On 27 January 1854 a proposal to re-site the Law Courts from Westminster to a new building on the Strand was greeted with opprobrium claiming it to be a waste of public money and be liken to the Tower of Babel . . A Nero’s Palace . . . A labyrinth of Crete. The first brick was laid on 30 April 1874, 20 years later, at the junction of Bell Yard and Carey Street; the complete buildings were opened by Her Majesty on 4 December 1882.
On 27 January 1796 Gentleman’s Magazine reported that Lady Caroline Campbell ‘displayed in Hyde Park the other day a feather four feet higher than her bonnet’.
In 1517 ‘Evil May Day’ saw riots against traders from Flanders, Italy and France led by John Lincoln he and other ringleaders were later hanged

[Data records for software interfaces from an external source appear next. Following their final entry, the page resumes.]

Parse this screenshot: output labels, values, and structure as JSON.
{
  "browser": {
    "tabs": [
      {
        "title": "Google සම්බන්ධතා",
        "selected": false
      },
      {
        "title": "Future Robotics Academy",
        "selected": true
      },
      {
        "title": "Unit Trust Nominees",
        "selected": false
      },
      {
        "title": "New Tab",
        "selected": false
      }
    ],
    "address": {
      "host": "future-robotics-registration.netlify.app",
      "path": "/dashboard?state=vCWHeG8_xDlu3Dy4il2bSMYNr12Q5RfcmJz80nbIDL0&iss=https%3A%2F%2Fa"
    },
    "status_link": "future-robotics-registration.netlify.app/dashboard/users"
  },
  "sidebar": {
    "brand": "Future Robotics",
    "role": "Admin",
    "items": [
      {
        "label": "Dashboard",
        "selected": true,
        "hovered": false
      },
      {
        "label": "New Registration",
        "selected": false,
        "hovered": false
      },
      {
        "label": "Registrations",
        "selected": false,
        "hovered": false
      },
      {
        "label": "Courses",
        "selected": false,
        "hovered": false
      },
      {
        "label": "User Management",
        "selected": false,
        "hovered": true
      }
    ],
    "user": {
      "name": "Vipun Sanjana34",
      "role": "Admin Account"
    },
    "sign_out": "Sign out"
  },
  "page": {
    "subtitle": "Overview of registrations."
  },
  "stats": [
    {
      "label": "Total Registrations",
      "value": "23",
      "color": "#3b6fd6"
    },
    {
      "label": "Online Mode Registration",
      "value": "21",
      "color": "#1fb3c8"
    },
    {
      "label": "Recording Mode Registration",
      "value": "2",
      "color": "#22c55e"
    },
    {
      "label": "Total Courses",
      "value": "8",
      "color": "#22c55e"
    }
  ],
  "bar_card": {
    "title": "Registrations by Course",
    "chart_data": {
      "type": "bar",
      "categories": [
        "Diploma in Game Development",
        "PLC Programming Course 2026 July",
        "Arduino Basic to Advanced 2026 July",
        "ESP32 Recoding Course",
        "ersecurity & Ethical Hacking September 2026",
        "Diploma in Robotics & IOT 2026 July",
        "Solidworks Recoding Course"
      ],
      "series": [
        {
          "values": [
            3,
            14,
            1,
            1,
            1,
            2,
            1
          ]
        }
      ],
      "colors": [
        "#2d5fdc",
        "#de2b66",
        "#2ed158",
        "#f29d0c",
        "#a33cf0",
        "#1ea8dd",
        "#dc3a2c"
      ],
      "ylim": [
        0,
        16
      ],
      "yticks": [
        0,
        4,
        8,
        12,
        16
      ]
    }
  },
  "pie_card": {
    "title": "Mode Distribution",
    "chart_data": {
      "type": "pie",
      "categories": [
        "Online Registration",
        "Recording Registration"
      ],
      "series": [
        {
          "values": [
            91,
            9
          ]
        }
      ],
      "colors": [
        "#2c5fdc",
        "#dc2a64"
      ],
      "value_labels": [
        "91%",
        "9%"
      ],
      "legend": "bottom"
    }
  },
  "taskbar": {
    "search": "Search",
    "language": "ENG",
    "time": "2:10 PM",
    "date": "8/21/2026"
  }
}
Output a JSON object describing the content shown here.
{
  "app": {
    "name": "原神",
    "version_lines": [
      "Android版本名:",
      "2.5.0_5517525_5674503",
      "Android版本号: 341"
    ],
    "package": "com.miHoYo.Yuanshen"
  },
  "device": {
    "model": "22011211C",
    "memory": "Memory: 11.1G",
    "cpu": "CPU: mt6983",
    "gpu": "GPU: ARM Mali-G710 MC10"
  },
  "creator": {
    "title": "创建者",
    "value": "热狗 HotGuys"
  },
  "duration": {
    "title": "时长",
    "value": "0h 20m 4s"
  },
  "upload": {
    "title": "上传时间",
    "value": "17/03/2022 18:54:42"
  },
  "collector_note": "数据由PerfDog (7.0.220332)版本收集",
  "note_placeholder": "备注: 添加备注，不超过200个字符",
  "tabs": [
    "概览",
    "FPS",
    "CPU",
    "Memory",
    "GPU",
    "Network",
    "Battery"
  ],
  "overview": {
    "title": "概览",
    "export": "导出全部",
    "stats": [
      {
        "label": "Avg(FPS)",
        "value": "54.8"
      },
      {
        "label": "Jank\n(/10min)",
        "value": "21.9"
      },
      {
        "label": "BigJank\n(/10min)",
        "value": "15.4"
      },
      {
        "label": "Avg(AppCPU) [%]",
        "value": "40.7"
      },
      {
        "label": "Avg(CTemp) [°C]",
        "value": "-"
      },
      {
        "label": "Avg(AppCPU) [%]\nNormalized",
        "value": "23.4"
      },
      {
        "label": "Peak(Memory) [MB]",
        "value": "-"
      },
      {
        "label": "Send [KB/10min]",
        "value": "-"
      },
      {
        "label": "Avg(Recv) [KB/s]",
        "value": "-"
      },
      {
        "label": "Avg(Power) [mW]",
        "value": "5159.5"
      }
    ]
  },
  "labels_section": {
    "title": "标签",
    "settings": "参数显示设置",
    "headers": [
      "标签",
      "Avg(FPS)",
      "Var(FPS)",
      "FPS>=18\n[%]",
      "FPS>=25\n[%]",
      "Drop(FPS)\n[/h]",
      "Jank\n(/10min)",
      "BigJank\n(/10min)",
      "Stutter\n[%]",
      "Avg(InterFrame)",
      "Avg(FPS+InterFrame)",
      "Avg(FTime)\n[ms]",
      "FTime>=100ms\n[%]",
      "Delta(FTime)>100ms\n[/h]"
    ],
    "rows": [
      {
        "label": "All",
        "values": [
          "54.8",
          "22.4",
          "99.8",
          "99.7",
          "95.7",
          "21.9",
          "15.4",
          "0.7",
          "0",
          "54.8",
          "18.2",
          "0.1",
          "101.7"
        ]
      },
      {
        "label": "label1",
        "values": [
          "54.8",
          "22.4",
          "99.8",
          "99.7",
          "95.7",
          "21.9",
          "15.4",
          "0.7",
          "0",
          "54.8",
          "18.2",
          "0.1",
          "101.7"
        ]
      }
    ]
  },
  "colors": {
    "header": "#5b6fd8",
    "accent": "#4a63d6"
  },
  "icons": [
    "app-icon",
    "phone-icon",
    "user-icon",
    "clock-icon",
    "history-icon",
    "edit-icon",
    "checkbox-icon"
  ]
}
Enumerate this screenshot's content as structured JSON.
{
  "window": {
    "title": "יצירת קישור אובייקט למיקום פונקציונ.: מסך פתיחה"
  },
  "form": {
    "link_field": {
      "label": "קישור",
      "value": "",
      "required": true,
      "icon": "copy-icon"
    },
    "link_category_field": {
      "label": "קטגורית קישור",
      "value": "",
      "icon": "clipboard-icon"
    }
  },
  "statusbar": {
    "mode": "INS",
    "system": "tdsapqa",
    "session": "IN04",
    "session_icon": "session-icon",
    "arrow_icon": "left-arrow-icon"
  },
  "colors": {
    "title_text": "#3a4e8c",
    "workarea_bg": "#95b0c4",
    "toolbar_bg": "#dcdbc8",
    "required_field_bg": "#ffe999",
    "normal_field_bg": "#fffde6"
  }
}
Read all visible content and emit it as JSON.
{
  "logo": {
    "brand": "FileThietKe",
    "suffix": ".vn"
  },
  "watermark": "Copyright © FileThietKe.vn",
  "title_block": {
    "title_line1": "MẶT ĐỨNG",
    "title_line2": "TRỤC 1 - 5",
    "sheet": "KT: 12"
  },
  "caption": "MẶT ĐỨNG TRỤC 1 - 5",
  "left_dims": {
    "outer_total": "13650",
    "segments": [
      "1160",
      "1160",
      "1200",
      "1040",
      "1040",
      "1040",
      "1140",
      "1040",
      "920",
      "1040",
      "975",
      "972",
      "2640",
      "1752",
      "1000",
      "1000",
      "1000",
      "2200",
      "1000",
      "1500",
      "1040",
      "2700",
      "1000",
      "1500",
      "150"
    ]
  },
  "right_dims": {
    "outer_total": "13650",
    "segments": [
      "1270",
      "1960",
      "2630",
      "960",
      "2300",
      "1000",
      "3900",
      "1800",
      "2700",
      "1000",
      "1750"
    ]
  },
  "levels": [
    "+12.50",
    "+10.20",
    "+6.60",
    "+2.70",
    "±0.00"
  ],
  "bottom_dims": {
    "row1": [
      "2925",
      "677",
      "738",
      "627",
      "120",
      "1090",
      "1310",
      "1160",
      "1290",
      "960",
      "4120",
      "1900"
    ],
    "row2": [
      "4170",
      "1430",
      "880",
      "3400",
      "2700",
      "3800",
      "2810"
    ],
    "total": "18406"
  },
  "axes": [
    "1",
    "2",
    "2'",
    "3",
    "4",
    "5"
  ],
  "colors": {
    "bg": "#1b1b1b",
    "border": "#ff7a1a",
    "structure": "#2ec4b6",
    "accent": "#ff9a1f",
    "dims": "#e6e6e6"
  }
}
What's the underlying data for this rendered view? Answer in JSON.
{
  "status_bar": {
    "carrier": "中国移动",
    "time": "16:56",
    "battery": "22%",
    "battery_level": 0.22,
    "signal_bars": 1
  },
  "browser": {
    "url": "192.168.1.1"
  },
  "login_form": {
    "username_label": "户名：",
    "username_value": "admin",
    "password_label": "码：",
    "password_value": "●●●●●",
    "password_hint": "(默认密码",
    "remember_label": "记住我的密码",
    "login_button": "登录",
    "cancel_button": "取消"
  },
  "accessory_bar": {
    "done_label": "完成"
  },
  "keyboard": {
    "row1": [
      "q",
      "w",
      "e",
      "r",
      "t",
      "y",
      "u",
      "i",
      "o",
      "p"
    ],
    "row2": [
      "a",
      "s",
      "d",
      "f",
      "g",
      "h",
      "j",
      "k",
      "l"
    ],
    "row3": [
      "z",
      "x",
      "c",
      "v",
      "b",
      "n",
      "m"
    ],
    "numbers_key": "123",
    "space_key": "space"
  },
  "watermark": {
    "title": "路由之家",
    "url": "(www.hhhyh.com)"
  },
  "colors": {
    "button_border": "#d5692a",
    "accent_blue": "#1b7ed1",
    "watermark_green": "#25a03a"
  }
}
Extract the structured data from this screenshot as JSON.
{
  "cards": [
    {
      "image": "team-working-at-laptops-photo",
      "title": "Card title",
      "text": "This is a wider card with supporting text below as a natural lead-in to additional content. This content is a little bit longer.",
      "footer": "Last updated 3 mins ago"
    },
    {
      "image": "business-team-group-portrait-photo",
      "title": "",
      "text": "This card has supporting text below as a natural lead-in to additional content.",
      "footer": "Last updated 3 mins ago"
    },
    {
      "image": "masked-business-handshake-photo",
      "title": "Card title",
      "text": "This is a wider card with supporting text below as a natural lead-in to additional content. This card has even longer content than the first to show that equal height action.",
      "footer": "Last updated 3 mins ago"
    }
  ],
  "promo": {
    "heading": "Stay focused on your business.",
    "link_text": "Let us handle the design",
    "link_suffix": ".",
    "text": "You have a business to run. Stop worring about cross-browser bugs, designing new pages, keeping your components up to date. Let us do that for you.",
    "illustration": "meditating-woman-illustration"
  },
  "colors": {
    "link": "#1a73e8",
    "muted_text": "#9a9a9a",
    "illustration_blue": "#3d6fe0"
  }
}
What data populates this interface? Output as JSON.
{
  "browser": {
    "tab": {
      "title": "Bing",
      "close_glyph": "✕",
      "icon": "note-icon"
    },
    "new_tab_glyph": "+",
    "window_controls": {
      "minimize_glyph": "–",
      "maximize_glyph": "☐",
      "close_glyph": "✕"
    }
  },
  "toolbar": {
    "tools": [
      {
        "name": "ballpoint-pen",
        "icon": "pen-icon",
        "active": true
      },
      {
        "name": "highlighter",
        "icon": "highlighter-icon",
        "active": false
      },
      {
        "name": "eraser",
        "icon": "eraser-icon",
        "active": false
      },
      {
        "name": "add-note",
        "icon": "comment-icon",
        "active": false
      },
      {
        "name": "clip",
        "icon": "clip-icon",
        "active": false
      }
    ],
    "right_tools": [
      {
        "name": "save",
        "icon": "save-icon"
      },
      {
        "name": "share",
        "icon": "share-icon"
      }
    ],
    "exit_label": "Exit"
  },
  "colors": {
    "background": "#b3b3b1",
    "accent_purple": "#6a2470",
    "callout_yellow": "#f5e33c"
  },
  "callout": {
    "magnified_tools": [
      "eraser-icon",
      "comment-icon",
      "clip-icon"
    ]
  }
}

The City of London’s smallest church St. Ethelburga-the-Virgin in Bishopsgate dates from at least the 13th century measures 56ft by 30ft
Dr Johnson (or dictionary fame) was known to drink up to 25 cups of tea in one sitting, despite his prodigious consumption he lived until 74 his final words were “I who am about to die”
For years Chelsea Bridge, originally named Victoria Bridge, was only lit on those nights when the Queen was sleeping London
Derelict Beckton gas works provided locations for Kubrick’s Full Metal Jacket (he refused to leave Britain) and Spielberg’s Empire of the Sun
In preparation for the 1980 Christmas Office Party Nilson brought in a huge cooking pot it was later used to boil his victims’ heads
Only since the 1700s has Chelsea been known as that, before it was Chelsey, Chelceth & Chelchith. Doomsday Book lists Cercehede & Chelched
The greatest elevation above the ground level is on the Northern line at Dollis Brook viaduct over Dollis road, Mill Hill: it rises a total of 60ft
Howard House, 14 Fournier Street, Spitalfields is where the silk for Queen Victoria’s coronation gown was woven
The 1950’s ‘Teddy Boys’ (originally ‘Cosh Boys’) were first seen in London, mainly Elephant & Castle, and became Britain’s first youth cult